Harvard and Stanford, two of the nation’s richest universities, said that endowment returns for fiscal 2011 brought them to within striking distance of where they stood before the financial crisis lopped off billions of investment value.
The gain, on top of 2010’s return of 11 percent, marks a strong reversal for the giant endowment, which plummeted 27 percent, or $11 billion, in fiscal 2009, from a pre-crisis peak of $36.9 billion in fiscal 2008. That leaves Harvard just $4.9 billion shy of where it was before the financial crisis.
Private equity was a strong component of Harvard’s strong performance.

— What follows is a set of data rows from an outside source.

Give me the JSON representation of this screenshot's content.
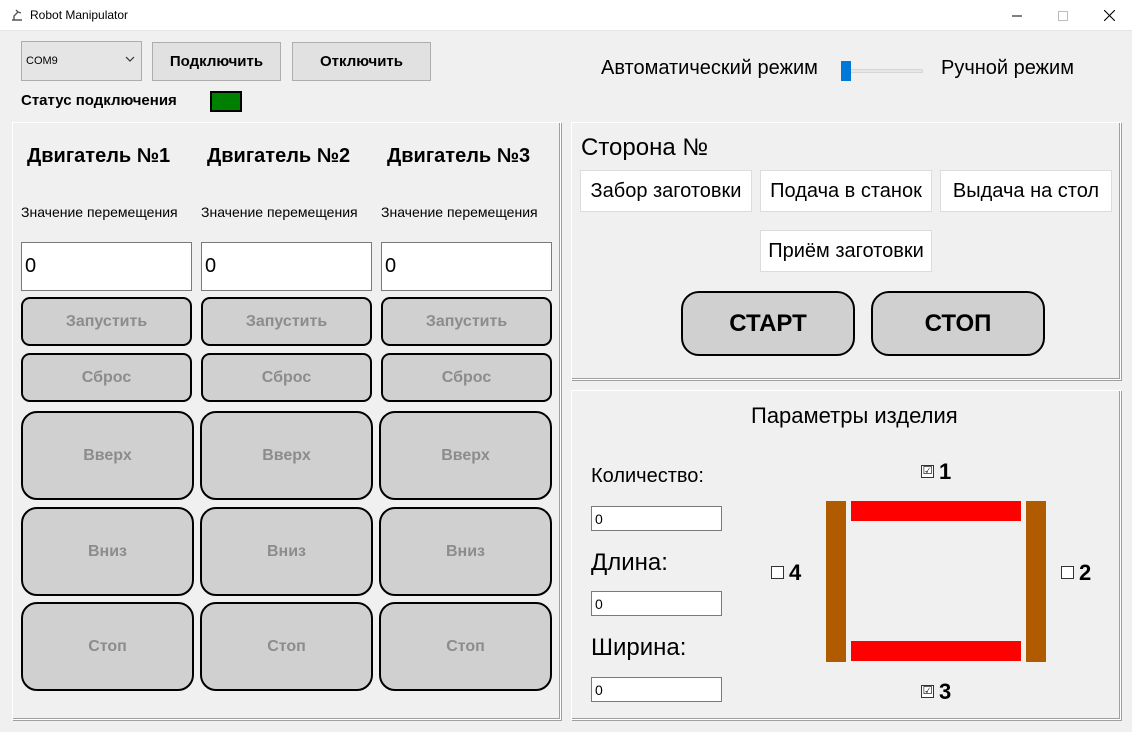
{
  "window": {
    "title": "Robot Manipulator",
    "icon": "robot-arm-icon",
    "controls": {
      "minimize": "—",
      "maximize": "☐",
      "close": "✕"
    }
  },
  "connection": {
    "port_selected": "COM9",
    "connect_label": "Подключить",
    "disconnect_label": "Отключить",
    "status_label": "Статус подключения",
    "status_color": "#008000"
  },
  "mode": {
    "auto_label": "Автоматический режим",
    "manual_label": "Ручной режим",
    "accent": "#0078d7"
  },
  "motors": [
    {
      "title": "Двигатель №1",
      "move_label": "Значение перемещения",
      "value": "0",
      "run": "Запустить",
      "reset": "Сброс",
      "up": "Вверх",
      "down": "Вниз",
      "stop": "Стоп"
    },
    {
      "title": "Двигатель №2",
      "move_label": "Значение перемещения",
      "value": "0",
      "run": "Запустить",
      "reset": "Сброс",
      "up": "Вверх",
      "down": "Вниз",
      "stop": "Стоп"
    },
    {
      "title": "Двигатель №3",
      "move_label": "Значение перемещения",
      "value": "0",
      "run": "Запустить",
      "reset": "Сброс",
      "up": "Вверх",
      "down": "Вниз",
      "stop": "Стоп"
    }
  ],
  "side": {
    "title": "Сторона №",
    "pick_label": "Забор заготовки",
    "feed_label": "Подача в станок",
    "output_label": "Выдача на стол",
    "receive_label": "Приём заготовки",
    "start_label": "СТАРТ",
    "stop_label": "СТОП"
  },
  "params": {
    "title": "Параметры изделия",
    "quantity_label": "Количество:",
    "quantity_value": "0",
    "length_label": "Длина:",
    "length_value": "0",
    "width_label": "Ширина:",
    "width_value": "0",
    "sides": [
      {
        "num": "1",
        "checked": true,
        "mark": "☑"
      },
      {
        "num": "2",
        "checked": false,
        "mark": ""
      },
      {
        "num": "3",
        "checked": true,
        "mark": "☑"
      },
      {
        "num": "4",
        "checked": false,
        "mark": ""
      }
    ],
    "colors": {
      "red_side": "#ff0000",
      "brown_side": "#b15b00"
    }
  }
}
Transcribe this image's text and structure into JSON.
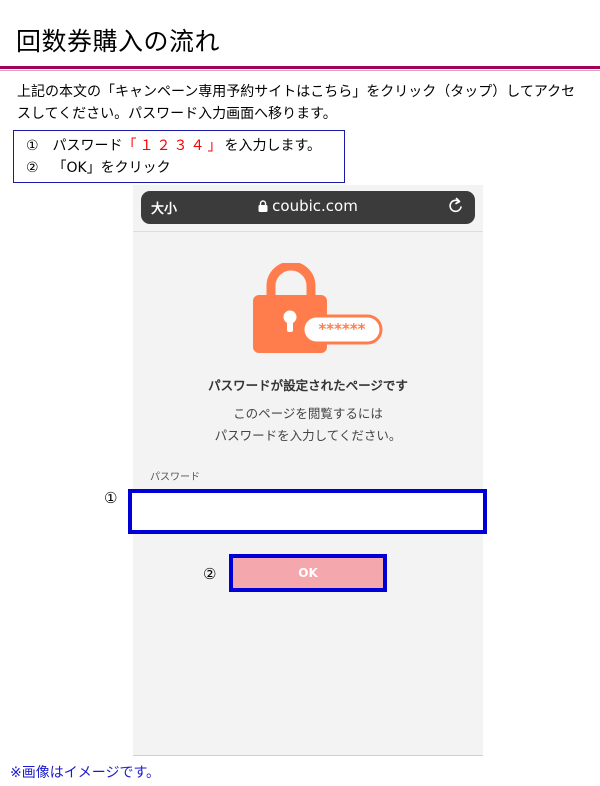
{
  "page": {
    "title": "回数券購入の流れ",
    "intro": "上記の本文の「キャンペーン専用予約サイトはこちら」をクリック（タップ）してアクセスしてください。パスワード入力画面へ移ります。",
    "footnote": "※画像はイメージです。"
  },
  "steps": {
    "step1_num": "①",
    "step1_prefix": "パスワード",
    "step1_password": "「１２３４」",
    "step1_suffix": "を入力します。",
    "step2_num": "②",
    "step2_text": "「OK」をクリック"
  },
  "browser": {
    "text_size_label": "大小",
    "domain": "coubic.com",
    "reload_icon": "reload-icon",
    "lock_icon": "lock-icon"
  },
  "page_content": {
    "masked_password": "******",
    "heading": "パスワードが設定されたページです",
    "desc_line1": "このページを閲覧するには",
    "desc_line2": "パスワードを入力してください。",
    "password_label": "パスワード",
    "password_value": "",
    "ok_label": "OK"
  },
  "markers": {
    "marker1": "①",
    "marker2": "②"
  },
  "colors": {
    "accent_rule": "#a3005a",
    "lock_orange": "#ff7d4d",
    "ok_button": "#f4a7ad",
    "highlight_border": "#0000d6",
    "step_password_red": "#ff0000",
    "footnote_blue": "#1a1acc"
  }
}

The university’s private equity program logged a 26.2 percent gain, which was still shy of returns earned by the university’s public equity program, which returned 28.3 percent.
But as strong as private equity has performed at Harvard, the endowment’s chief executive, Jane Mendillo, has moved during the last two years to reduce its exposure to private equity and other illiquid assets, like real estate, to increase the fund’s liquidity.
At Stanford, the university’s “merged pool,” which includes the endowment and funds for future hospital spending, rose by 22.4 percent to $19.5 billion in the year that ended June 30th. That is less than a billion short of where the pool was at the end of fiscal 2008, when it was valued at $20.4 billion.
The university’s resources are managed by the
The endowment itself, the nation’s fourth largest, was valued at $16.5 billion and rose by 19.5 percent during the year that ended on August 31st. About 12 percent of Stanford’s endowment is allocated to private equity and venture capital, which would amount to about $2 billion.